Wednesday, October 6, 2010
STEADY RISE IN TEMPERATURE SINCE 1970 : NASA
(REPORTED BY : Amit Bhattacharya, THE TIMES OF INDIA, 20th May, 2010)
Link : http://timesofindia.indiatimes.com/India/Steady-rise-in-temperature-since-1970-Nasa/articleshow/5951409.cms
Following the release of global temperature data which revealed April of 2010 was the hottest April ever and that this year so far has been warmest on record, Nasa has said global temperatures have been steadily rising since the late 1970s with no significant let-up in the trend.
The draft paper released by Nasa's Goddard Institute for Space Studies is a rebuff to claims by some experts that the warming trend had flattening out in the current decade. Terms like 'global chill' had briefly gained currency after heavy snowfall in parts of US and Europe last winter.
However, the paper — Current GISS Global Surface Temperature Analysis — says the overall warming trend has held through this decade. "We conclude that global temperature continued to rise rapidly in the past decade... That there has been no reduction in the global warming trend of 0.15-0.20 degrees Celsius per decade that began in the late 1970s," it says.
Apart from 2000-2009 being the warmest decade ever, 17 of the 20 warmest years have been in last two decades. In the monthly global temperature data released by US-based National Oceanic and Atmospheric Administration, India is shown as having higher than normal temperatures all through this year. Dr K Krishna Kumar of Pune-based Indian Institute of Tropical Meteorology, said this was expected.
"Our studies have shown that the spring and summer following an El Nino year are warmer than normal in India. The El Nino phenomenon returned last year, so we expected the higher temperatures this year. I feel this, along with global warming factors, has lead to the sustained high temperatures in India," he said.
Indian Meteorological Department's data shows temperatures in India are in sync with global warming trends. Year 2009, with an average annual temperature of 24.64 degrees Celsius — 0.913 degrees C above the long term average — was the warmest year in the country since systematic record-keeping began in 1901. The next five warmest years have all come post-2000 — 2002, 2006, 2003, 2007 and 2004, in that order.
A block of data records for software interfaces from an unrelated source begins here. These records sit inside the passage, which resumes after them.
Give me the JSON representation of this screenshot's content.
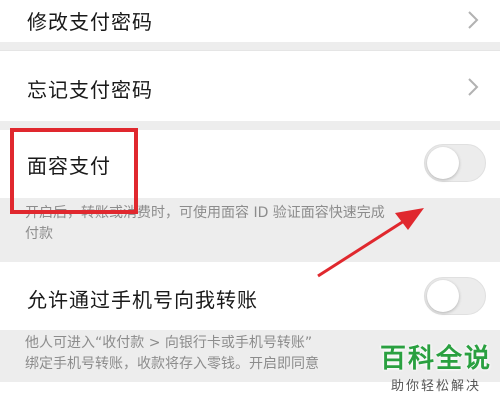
{
  "settings": {
    "change_password": {
      "label": "修改支付密码"
    },
    "forgot_password": {
      "label": "忘记支付密码"
    },
    "face_pay": {
      "label": "面容支付",
      "enabled": false,
      "description_line1": "开启后，转账或消费时，可使用面容 ID 验证面容快速完成",
      "description_line2": "付款"
    },
    "allow_phone_transfer": {
      "label": "允许通过手机号向我转账",
      "enabled": false,
      "description_line1": "他人可进入“收付款 > 向银行卡或手机号转账”",
      "description_line2": "绑定手机号转账，收款将存入零钱。开启即同意"
    }
  },
  "annotation": {
    "color": "#e0282e"
  },
  "watermark": {
    "title": "百科全说",
    "subtitle": "助你轻松解决",
    "color": "#2aa040"
  }
}
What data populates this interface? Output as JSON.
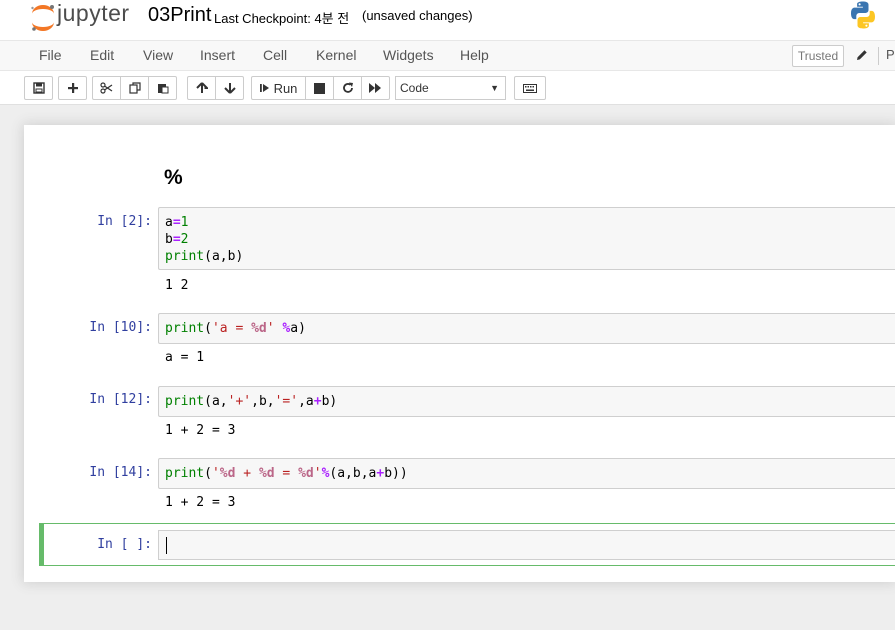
{
  "header": {
    "logo_text": "jupyter",
    "notebook_name": "03Print",
    "checkpoint": "Last Checkpoint: 4분 전",
    "status": "(unsaved changes)"
  },
  "menubar": {
    "items": [
      "File",
      "Edit",
      "View",
      "Insert",
      "Cell",
      "Kernel",
      "Widgets",
      "Help"
    ],
    "trusted": "Trusted",
    "kernel_indicator": "P"
  },
  "toolbar": {
    "run_label": "Run",
    "cell_type": "Code",
    "icons": [
      "save-icon",
      "plus-icon",
      "cut-icon",
      "copy-icon",
      "paste-icon",
      "arrow-up-icon",
      "arrow-down-icon",
      "run-icon",
      "stop-icon",
      "restart-icon",
      "fast-forward-icon",
      "keyboard-icon"
    ]
  },
  "notebook": {
    "markdown_heading": "%",
    "cells": [
      {
        "prompt": "In [2]:",
        "code": [
          [
            "a",
            "=",
            "1"
          ],
          [
            "b",
            "=",
            "2"
          ],
          [
            "print",
            "(a,b)"
          ]
        ],
        "output": "1 2"
      },
      {
        "prompt": "In [10]:",
        "code_text": "print('a = %d' %a)",
        "output": "a = 1"
      },
      {
        "prompt": "In [12]:",
        "code_text": "print(a,'+',b,'=',a+b)",
        "output": "1 + 2 = 3"
      },
      {
        "prompt": "In [14]:",
        "code_text": "print('%d + %d = %d'%(a,b,a+b))",
        "output": "1 + 2 = 3"
      },
      {
        "prompt": "In [ ]:",
        "code_text": "",
        "output": ""
      }
    ]
  },
  "colors": {
    "prompt_in": "#303f9f",
    "keyword_green": "#008000",
    "operator_purple": "#aa22ff",
    "string_red": "#ba2121",
    "active_border": "#66bb6a"
  }
}
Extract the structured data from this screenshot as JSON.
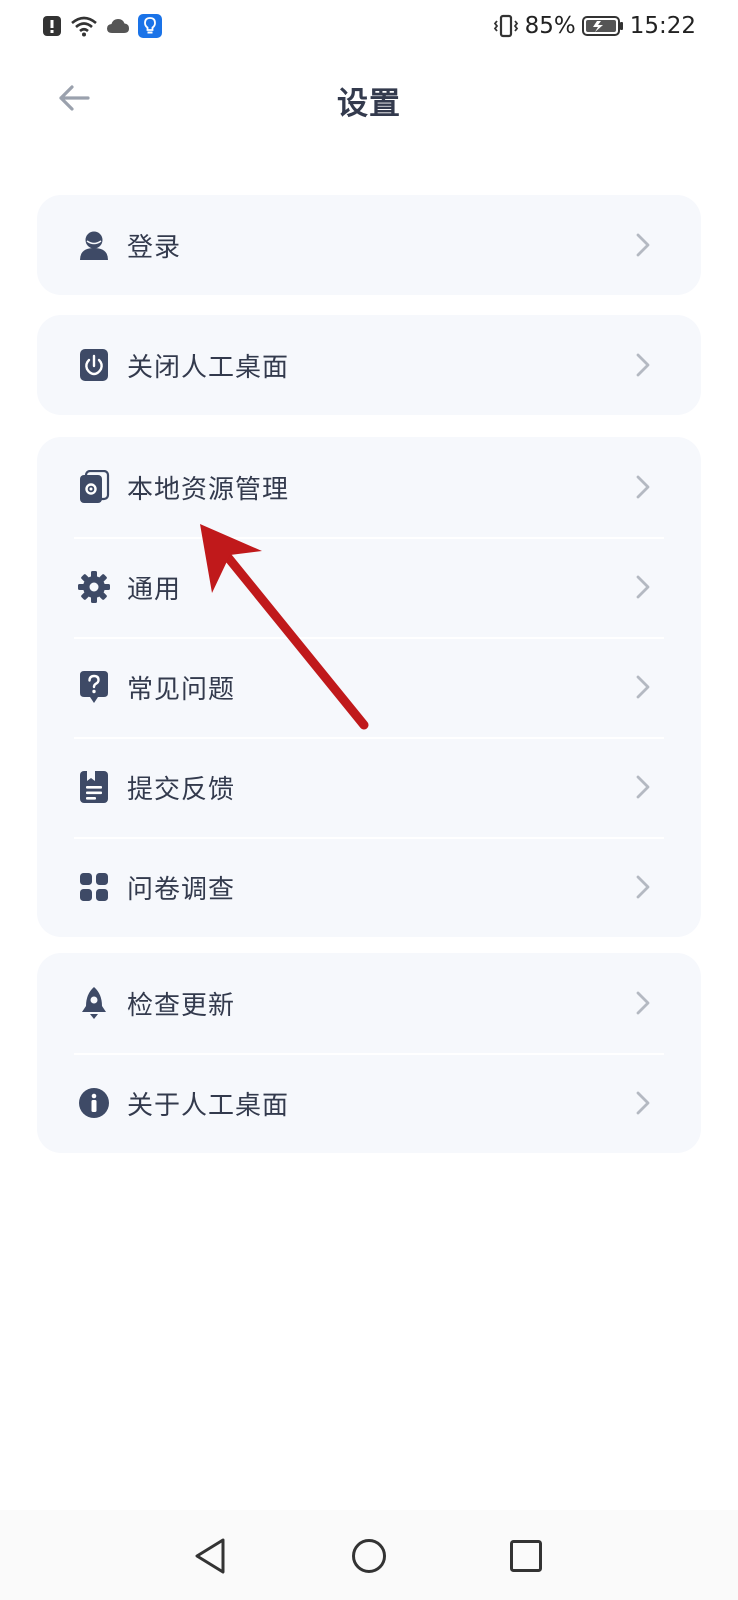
{
  "status_bar": {
    "battery_percent": "85%",
    "time": "15:22",
    "icons": [
      "alert-icon",
      "wifi-icon",
      "cloud-icon",
      "lightbulb-app-icon",
      "vibrate-icon",
      "battery-icon"
    ]
  },
  "header": {
    "title": "设置",
    "back_icon": "back-arrow-icon"
  },
  "groups": [
    {
      "items": [
        {
          "label": "登录",
          "icon": "user-icon"
        }
      ]
    },
    {
      "items": [
        {
          "label": "关闭人工桌面",
          "icon": "power-icon"
        }
      ]
    },
    {
      "items": [
        {
          "label": "本地资源管理",
          "icon": "resource-manager-icon"
        },
        {
          "label": "通用",
          "icon": "gear-icon"
        },
        {
          "label": "常见问题",
          "icon": "question-icon"
        },
        {
          "label": "提交反馈",
          "icon": "feedback-icon"
        },
        {
          "label": "问卷调查",
          "icon": "grid-icon"
        }
      ]
    },
    {
      "items": [
        {
          "label": "检查更新",
          "icon": "rocket-icon"
        },
        {
          "label": "关于人工桌面",
          "icon": "info-icon"
        }
      ]
    }
  ],
  "nav_bar": {
    "icons": [
      "back-triangle-icon",
      "home-circle-icon",
      "recents-square-icon"
    ]
  },
  "theme": {
    "icon_color": "#3e4a66",
    "card_background": "#f6f8fc",
    "annotation_color": "#c0191b"
  }
}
Meanwhile, experts at IMD Pune said the hot summer may not have any impact on this year's monsoon since the land-ocean temperature difference isn't high as the Indian Ocean too is warming. Cyclone Laila, which is poised to hit the Andhra coast, too, will not affect the onset of the monsoon, senior officials said.